Why chaos? Well, the only person in the whole ceremony that seemed to know what was going on was Aish’s mother. We all had to stop asking Anna questions after her 15th “I have no clue”. But c’mon she’s Polish, so that makes total sense! So we asked Aish. Funny enough, it turned out he had no clue either. There was obviously no room for being uptight and strict Westerners. If we wanted to make the most of the whole experience, we should have just gone with it, without buts or maybes, and this chaos needed to be embraced.
And it really worked.
Soon I found myself eating pakoras, while Isa and Anna Kaba had their Henna done, while our friend Paulo had his beard shaved and the whole crowd was busy catching up loudly with each other. All of this, while the Hindu priest was on stage with Anna and Aish, going through a long series of litanies and rituals, whose meaning will probably never be disclosed.
But how beautiful was that? And how surreal if compared to a whichever Roman Catholic wedding ceremony I had been to?
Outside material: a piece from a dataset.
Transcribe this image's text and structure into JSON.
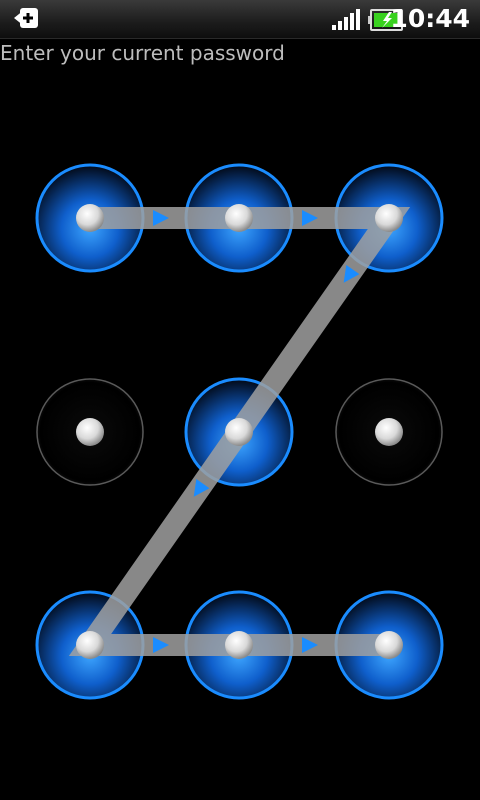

Turmeric paste smeared all over the bride and groom’s faces, enough delicious food to satisfy whoever’s taste, outfit changes, turbans, huge golden nose rings, colourful saris and leehenga cholis, Aish riding a white horse on the upbeat notes of a marching band while a rioting crowd dances all around and throws bills at him, Anna getting more and more beautiful in her private room with us sneakily smuggling vodka bottles to calm her nerves, the newlyweds putting on an awesome dancing show for the guests, us on stage dancing to Bollywood tunes (my traditional shoes couldn’t keep up and they kinda fell apart…).
Something none of us will ever forget.
Olympus OM 1, Zuiko 50mm f/1.4, Lomochrome Purple 100-400 (35)
Lomo LC-Wide, Agfa CT Precisa 100 (35, cross processed)
Nikon N55, Petzval 58 Bokeh Control, Kodak Portra 160 (35)